Over 4,000 planetary candidates outside the solar system, i.e., exoplanets, have been discovered so far by the Kepler space telescope. Direct imaging surveys have also enabled us to find distant planets beyond several 10AUs such as HR 8799 systems. Exoplanet statistics suggested that close-in gas giants and distant planets are rare, whereas low-mass planets such as terrestrial planets and ice giants are common. As the next step, we are now starting to characterize exoplanets, e.g., their atmospheres, interior structures, surface environments, and habitability, in particular, low-mass planets with masses ranging from the Earth to Neptune (hereafter referred to as “Super-Earths”).
Recently, we have been revealing atmospheric compositions of short-period super-Earths, using large ground-based telescopes with 10m-sized apertures (the Subaru, Keck, and VLT), the HST and (Warm-)Spitzer space telescope (see Figure 1). Transmission spectroscopy in the atmosphere of a super-Earth during primary eclipse suggested that there are two possible atmospheric compositions for super-Earths (GJ 1214b, GJ 436b, and GJ 3470b orbiting M-dwarfs and HD 97658b and HAT-P-11b around K-dwarfs): 1) hydrogen-rich atmospheres with mineral clouds and/or hydrocarbon hazes in the upper layer below ~mbar and 2) (possibly, cloud-free) metal-rich atmospheres (see Figure 2). In the near future, the TESS project should increase the number of super-Earths that we can do follow-up observations for their characterization. And also, three 30m-class ground-based telescope projects (the GMT, TMT, E-ELT) and the ESA’s PLATO mission in 2020s are ongoing. Now is the time to investigate theoretically atmospheres and interior structures of low-mass planets just before observations get started.

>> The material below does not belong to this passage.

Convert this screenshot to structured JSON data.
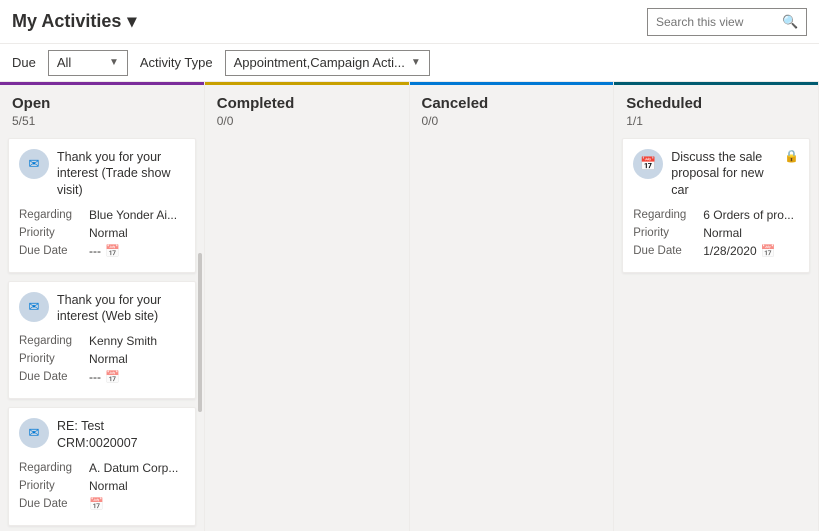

In the next two or three years, advances in near-infrared radial-velocity measurements and photometric surveys are also expected to push ahead with the characterization of the atmospheres and interior structures of short-period super-Earths orbiting M-dwarfs (low-mass stars). Thus, in this study, we aim to reveal atmospheres and interior structures of super-Earths around low-mass stars in the context of formation processes. Short-period super-Earths are likely to have experienced two-body collisions in a way similar to a moon-forming giant impact. Such giant impacts compress the interior of a merged object and heat it up via a propagating shock wave. Not only mantle stripping and atmospheric loss occur but also dynamical mixing of material should be triggered by violent events. The former would determine the bulk composition of a planet and the latter would change the spatial distribution of material inside the planet which controls its subsequent thermal evolution. Therefore, we are planning to perform hydrodynamic simulations, i.e., Smoothed-Particle Hydrodynamics simulations (SPH), in order to examine mantle stripping and dynamical mixing of material due to giant impacts. In comparison with upcoming observational results of atmospheric spectroscopy, we aim to explore origins of super-Earths with atmospheres. In addition, M-dwarfs are fainter and colder than solar-type (FGK-type) stars. This means that a habitable zone in which a planet can retain liquid water on its surface is even closer than the current location of the Earth (1AU). Although the only habitable planet that we have ever known is the Earth, the improvement of our understanding for atmospheres and interior structures of short-period super-Earths around low-mass stars should be diagnostic of discussing the existence potentially-habitable planets outside the solar system.